Problem statement.
In the entries below, find the lines that include "title" and give their number as the whole reply.
** Source records follows **
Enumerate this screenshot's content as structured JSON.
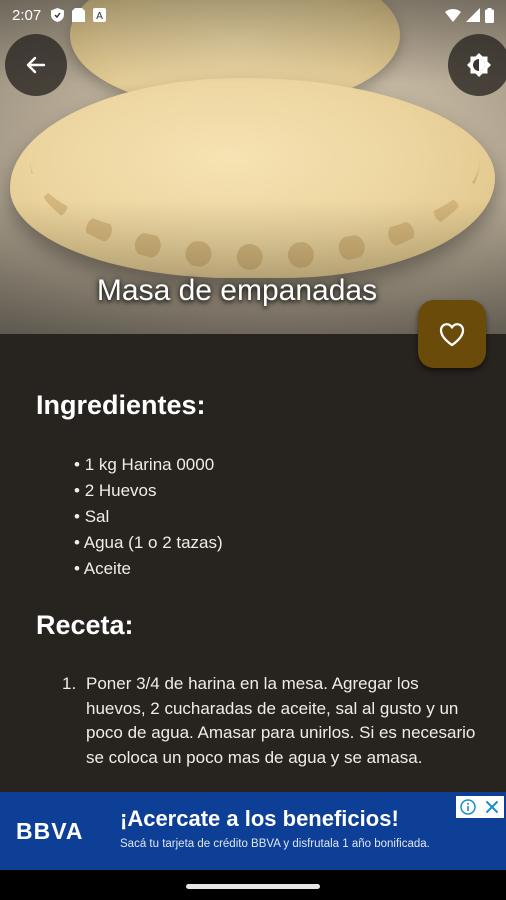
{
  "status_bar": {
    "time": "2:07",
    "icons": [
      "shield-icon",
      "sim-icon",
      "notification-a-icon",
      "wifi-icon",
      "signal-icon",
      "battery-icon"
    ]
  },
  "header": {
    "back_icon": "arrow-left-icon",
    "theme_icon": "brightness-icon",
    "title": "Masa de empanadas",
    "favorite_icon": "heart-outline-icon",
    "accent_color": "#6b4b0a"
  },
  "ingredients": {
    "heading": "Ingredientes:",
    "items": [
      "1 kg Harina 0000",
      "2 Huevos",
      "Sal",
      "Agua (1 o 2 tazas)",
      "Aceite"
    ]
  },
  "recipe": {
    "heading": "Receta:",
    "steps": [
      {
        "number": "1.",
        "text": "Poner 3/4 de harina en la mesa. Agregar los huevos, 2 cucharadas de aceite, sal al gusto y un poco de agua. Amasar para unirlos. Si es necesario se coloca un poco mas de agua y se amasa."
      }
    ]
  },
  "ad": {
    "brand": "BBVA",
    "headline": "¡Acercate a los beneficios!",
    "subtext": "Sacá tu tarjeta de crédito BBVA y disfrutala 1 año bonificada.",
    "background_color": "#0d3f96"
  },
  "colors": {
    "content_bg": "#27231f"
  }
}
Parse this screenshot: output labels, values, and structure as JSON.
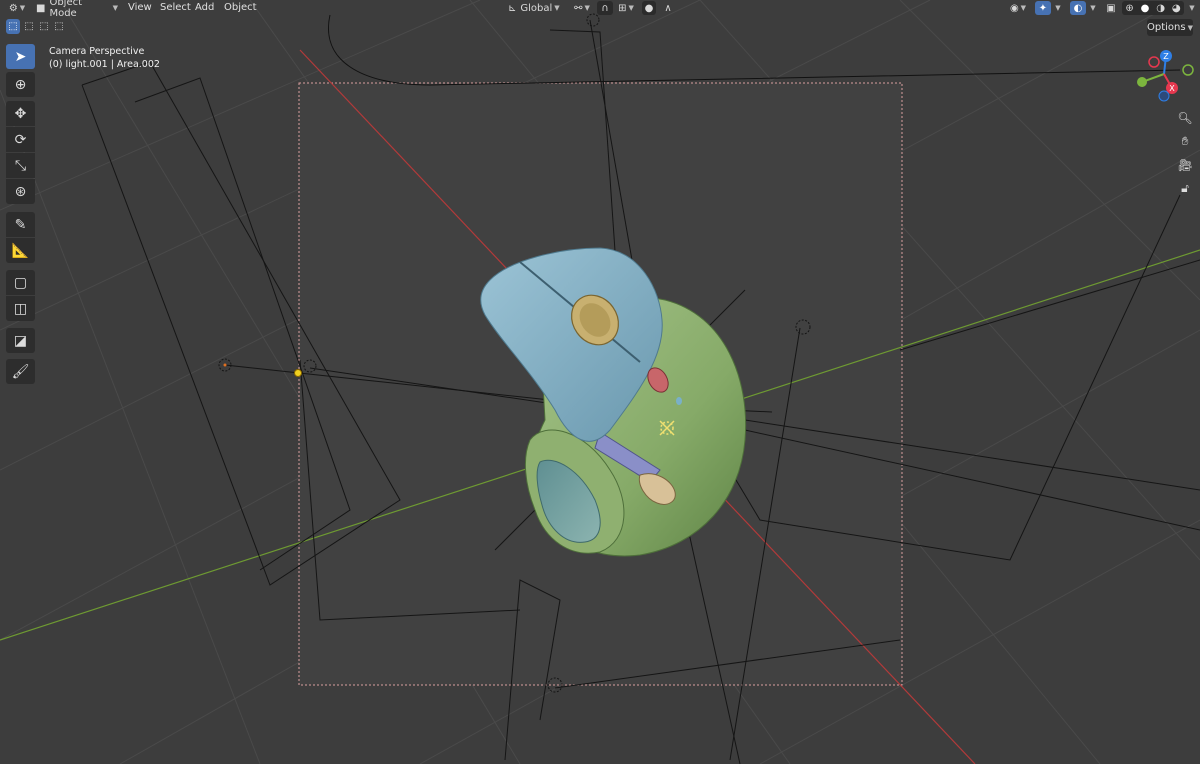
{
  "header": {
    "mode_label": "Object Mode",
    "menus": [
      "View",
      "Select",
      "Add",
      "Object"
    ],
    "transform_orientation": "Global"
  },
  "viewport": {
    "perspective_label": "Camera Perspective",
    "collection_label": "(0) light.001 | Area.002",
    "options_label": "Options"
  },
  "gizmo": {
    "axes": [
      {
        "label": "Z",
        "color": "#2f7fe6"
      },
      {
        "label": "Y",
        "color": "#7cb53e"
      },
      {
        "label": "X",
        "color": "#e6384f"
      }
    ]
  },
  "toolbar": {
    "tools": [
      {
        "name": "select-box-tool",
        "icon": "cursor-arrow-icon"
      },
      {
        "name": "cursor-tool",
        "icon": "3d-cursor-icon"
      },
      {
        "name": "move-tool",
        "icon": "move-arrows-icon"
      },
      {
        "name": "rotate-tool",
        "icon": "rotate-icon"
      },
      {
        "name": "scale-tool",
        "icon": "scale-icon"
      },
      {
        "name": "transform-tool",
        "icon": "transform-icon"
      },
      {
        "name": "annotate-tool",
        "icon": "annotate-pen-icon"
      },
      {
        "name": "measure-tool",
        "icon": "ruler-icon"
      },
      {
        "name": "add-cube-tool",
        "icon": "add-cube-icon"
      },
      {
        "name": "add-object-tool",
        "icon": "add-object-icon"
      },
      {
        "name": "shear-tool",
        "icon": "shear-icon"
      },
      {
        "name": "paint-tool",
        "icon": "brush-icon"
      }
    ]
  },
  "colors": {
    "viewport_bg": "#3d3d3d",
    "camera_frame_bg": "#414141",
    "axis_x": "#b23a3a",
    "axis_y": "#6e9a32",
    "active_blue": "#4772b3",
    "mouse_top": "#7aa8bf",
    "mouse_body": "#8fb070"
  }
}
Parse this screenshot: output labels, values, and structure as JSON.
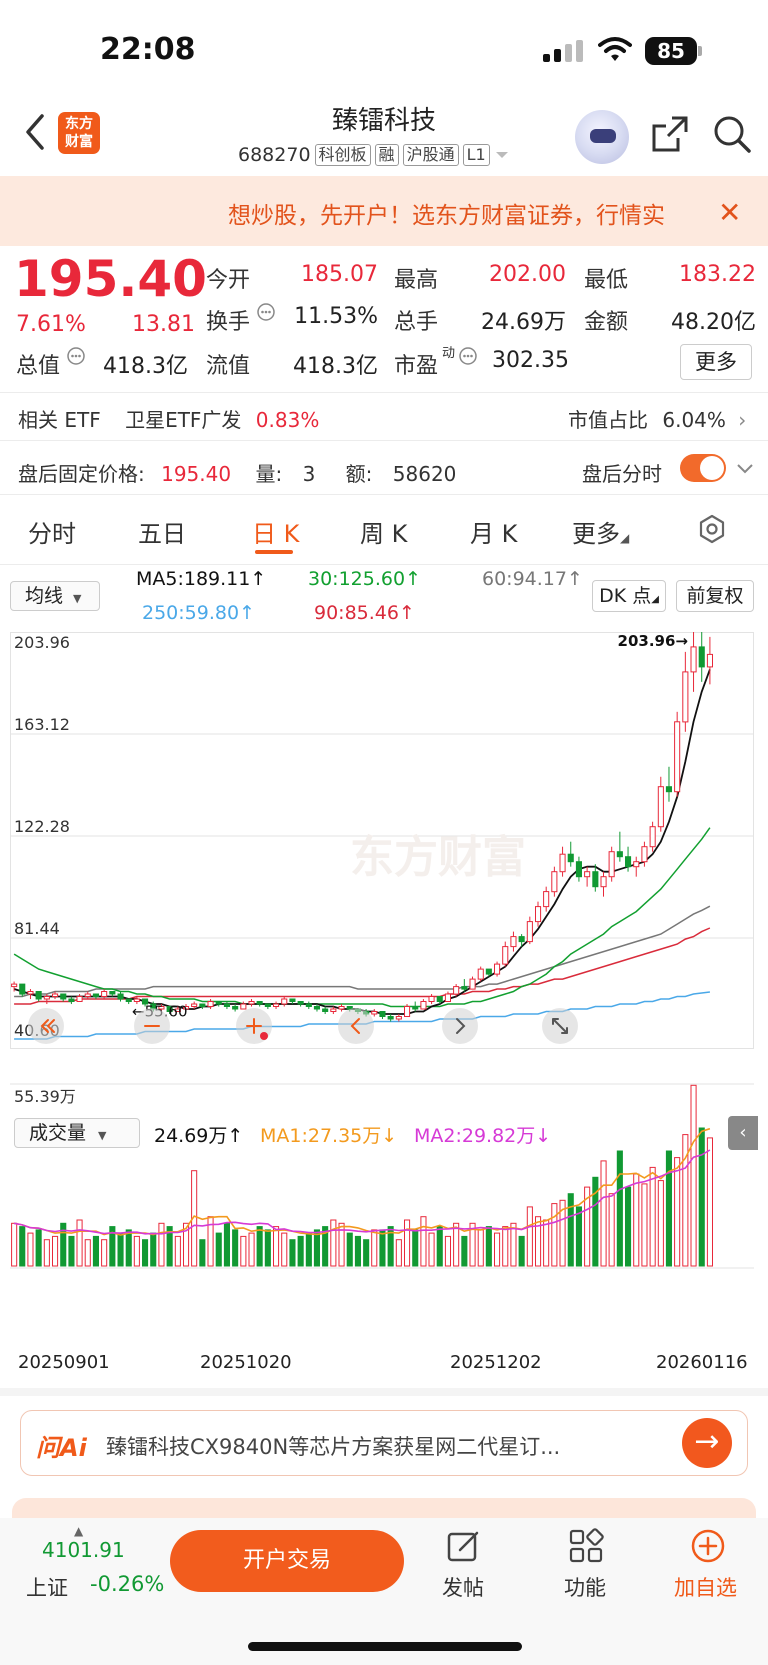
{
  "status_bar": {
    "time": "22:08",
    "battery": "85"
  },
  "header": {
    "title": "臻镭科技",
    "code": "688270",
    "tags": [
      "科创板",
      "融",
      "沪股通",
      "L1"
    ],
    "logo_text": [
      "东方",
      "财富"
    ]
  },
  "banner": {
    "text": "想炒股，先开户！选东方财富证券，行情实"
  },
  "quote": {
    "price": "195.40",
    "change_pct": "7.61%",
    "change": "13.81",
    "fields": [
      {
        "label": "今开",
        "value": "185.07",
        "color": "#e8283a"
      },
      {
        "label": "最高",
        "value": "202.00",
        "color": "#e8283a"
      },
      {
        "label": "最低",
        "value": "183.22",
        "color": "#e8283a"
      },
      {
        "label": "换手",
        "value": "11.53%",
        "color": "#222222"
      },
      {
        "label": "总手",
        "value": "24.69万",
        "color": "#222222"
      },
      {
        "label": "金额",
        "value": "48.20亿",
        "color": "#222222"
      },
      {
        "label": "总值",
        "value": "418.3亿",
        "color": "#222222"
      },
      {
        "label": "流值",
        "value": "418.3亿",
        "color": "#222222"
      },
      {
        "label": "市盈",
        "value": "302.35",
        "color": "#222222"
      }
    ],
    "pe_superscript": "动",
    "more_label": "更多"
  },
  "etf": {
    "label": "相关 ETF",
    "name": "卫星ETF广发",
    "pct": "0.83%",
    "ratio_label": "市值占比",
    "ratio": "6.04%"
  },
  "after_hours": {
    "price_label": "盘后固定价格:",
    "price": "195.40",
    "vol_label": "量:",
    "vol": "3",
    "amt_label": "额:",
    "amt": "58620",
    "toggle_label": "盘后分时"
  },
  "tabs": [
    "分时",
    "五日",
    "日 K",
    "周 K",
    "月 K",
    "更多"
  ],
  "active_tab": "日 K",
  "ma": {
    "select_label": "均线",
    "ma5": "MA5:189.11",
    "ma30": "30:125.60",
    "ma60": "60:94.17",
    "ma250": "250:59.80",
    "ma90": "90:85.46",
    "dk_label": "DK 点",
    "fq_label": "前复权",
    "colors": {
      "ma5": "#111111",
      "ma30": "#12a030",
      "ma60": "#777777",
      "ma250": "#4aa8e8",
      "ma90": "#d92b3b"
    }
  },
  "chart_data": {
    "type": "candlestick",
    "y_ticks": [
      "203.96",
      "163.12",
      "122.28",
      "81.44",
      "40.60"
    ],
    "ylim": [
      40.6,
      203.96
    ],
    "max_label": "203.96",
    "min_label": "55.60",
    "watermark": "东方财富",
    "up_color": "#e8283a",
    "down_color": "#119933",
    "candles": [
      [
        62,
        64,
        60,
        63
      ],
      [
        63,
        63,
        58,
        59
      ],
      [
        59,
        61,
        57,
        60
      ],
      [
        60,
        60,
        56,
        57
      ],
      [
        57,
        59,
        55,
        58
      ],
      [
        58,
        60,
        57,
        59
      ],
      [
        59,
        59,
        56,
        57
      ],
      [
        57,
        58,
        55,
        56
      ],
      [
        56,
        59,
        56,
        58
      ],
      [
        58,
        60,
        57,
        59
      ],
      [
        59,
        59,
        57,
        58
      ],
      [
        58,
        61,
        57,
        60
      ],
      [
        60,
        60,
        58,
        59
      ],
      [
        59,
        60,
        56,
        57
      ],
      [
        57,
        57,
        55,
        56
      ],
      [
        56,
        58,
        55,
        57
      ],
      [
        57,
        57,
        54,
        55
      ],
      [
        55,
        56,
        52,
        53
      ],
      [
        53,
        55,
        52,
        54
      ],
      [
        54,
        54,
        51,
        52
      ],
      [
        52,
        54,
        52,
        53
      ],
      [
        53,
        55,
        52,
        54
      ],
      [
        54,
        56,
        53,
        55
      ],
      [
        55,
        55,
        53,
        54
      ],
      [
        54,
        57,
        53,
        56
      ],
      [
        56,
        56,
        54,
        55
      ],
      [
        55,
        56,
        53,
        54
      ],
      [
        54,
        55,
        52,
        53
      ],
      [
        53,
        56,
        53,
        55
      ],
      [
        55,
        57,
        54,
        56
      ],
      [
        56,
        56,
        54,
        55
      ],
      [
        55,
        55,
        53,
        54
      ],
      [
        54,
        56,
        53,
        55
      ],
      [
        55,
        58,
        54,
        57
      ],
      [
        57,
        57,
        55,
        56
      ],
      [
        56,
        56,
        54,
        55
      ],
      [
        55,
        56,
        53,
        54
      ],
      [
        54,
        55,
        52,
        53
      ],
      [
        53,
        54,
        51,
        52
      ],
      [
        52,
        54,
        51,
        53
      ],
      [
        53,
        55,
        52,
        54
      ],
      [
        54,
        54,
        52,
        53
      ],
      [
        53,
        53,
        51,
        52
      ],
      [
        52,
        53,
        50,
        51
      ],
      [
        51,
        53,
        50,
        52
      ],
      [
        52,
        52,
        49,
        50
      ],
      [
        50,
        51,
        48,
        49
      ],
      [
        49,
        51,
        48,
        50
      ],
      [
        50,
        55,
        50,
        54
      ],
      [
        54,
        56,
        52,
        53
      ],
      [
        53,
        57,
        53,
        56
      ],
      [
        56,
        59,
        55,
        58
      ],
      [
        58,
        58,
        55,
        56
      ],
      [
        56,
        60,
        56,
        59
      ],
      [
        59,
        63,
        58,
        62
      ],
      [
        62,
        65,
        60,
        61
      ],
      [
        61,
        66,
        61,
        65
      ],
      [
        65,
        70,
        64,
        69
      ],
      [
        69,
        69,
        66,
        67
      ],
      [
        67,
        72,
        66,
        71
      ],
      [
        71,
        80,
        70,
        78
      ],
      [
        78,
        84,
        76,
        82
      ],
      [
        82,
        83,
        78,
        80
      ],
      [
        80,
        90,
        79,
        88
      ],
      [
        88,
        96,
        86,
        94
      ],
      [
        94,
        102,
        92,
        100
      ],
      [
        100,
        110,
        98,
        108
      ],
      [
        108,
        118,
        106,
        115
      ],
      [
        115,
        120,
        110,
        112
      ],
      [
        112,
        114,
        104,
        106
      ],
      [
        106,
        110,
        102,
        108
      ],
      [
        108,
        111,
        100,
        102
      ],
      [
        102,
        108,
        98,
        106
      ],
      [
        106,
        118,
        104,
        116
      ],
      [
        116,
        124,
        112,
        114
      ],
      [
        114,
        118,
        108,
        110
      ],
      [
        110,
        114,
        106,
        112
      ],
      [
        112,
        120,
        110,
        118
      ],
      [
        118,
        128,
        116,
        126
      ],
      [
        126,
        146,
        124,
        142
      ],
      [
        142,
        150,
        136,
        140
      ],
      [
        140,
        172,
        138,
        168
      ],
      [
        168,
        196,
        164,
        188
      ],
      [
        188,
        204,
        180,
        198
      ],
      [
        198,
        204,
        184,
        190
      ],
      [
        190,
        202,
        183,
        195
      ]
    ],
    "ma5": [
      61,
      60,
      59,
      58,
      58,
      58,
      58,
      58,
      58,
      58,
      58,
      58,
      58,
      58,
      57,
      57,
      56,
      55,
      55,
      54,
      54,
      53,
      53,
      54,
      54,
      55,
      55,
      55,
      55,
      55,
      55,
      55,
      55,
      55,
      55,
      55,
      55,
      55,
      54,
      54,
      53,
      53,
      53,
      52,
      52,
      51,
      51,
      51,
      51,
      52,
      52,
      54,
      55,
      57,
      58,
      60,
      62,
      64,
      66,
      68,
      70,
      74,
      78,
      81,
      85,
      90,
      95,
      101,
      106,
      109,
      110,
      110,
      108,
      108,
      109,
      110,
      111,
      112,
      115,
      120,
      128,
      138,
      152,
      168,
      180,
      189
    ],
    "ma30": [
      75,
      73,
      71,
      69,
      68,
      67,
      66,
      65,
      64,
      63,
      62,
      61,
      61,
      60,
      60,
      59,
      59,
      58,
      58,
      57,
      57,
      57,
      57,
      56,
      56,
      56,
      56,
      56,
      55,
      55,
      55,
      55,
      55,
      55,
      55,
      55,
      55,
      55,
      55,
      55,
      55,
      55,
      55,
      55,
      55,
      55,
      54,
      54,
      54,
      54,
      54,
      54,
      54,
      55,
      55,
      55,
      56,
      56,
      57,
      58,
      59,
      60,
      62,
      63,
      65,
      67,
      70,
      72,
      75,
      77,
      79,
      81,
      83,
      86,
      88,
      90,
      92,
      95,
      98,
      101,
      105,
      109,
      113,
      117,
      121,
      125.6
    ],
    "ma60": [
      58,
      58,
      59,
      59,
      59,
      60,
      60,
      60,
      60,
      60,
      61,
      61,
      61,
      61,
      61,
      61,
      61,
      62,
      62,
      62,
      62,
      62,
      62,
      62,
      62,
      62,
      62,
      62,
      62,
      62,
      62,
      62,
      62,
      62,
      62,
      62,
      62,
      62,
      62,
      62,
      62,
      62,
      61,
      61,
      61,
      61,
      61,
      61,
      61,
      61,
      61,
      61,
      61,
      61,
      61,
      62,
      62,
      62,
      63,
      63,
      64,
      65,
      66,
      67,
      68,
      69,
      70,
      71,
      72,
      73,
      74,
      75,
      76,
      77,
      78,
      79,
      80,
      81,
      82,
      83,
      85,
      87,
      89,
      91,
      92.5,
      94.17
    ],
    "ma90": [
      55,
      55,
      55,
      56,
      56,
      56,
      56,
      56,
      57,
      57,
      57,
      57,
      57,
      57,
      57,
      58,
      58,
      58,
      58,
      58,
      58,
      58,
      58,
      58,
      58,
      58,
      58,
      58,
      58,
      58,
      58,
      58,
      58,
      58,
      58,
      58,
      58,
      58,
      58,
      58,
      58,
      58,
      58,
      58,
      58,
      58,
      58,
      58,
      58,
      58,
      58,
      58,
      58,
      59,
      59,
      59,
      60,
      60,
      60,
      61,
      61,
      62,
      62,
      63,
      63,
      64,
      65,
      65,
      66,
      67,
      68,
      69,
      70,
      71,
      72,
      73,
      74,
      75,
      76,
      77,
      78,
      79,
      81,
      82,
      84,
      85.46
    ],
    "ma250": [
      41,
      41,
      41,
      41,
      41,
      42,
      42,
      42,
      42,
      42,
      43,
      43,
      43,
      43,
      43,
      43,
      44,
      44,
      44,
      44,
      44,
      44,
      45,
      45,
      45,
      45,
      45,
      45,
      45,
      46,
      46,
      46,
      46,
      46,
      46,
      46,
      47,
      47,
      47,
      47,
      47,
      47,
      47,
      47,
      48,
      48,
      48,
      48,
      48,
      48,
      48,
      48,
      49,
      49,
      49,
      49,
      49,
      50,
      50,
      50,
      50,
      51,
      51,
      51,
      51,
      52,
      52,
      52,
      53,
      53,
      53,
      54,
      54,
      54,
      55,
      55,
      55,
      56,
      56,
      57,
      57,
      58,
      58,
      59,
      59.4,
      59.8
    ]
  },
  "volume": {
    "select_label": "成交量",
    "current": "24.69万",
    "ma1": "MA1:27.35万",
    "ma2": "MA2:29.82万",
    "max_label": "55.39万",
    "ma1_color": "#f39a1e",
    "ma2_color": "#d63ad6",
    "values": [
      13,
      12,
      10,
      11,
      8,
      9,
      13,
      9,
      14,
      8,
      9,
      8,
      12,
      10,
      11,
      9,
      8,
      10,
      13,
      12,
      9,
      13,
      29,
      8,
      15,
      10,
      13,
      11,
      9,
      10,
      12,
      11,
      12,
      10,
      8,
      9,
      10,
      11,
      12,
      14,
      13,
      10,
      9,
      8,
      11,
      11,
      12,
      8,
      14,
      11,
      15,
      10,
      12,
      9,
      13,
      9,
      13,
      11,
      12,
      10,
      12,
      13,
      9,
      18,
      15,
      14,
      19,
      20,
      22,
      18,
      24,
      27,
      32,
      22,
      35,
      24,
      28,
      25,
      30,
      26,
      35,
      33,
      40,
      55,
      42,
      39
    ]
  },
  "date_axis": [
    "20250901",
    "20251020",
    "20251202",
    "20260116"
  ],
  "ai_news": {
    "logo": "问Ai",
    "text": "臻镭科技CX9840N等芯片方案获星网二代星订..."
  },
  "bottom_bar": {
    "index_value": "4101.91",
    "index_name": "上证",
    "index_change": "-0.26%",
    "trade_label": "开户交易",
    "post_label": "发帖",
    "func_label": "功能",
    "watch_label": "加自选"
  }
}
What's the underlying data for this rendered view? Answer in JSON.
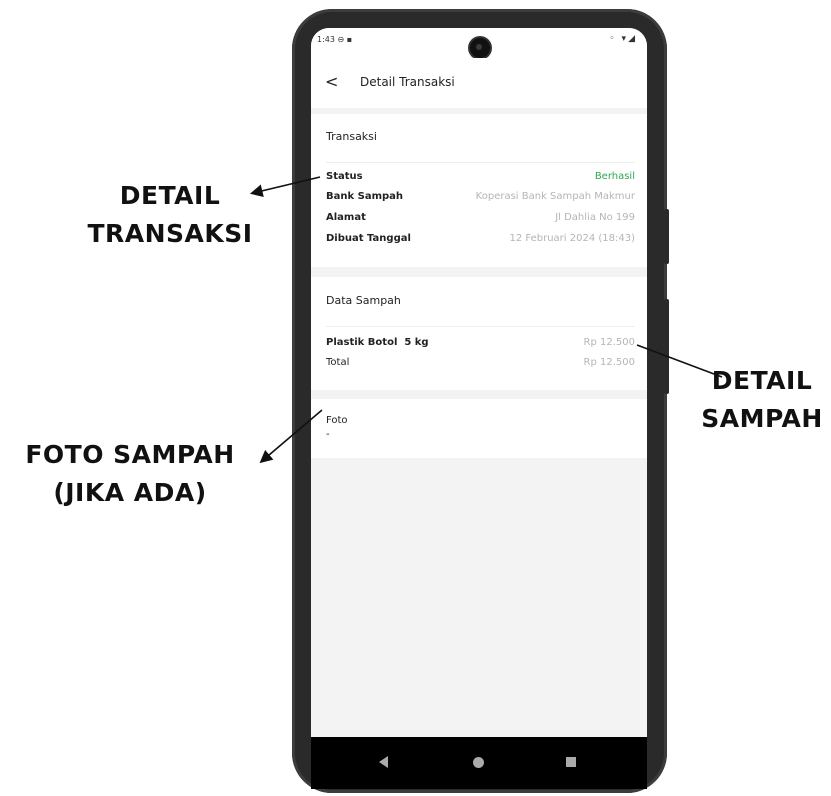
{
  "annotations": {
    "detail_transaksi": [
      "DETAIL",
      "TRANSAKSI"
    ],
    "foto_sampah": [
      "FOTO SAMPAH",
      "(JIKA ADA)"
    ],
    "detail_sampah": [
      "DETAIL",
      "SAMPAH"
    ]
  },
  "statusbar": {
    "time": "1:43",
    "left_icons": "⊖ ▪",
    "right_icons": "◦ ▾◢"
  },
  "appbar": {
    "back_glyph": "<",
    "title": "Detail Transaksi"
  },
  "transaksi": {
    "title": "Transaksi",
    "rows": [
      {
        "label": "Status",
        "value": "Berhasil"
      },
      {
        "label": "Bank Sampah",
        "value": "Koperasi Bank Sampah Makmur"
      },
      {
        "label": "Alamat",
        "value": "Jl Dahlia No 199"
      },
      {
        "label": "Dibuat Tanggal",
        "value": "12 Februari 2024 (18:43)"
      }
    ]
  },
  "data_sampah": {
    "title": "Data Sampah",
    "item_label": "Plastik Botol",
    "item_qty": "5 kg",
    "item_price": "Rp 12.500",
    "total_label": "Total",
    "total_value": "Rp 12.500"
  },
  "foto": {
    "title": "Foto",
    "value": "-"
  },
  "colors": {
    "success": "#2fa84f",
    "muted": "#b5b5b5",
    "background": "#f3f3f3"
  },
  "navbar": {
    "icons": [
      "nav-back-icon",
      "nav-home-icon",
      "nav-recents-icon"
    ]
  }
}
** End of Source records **
Task result.
6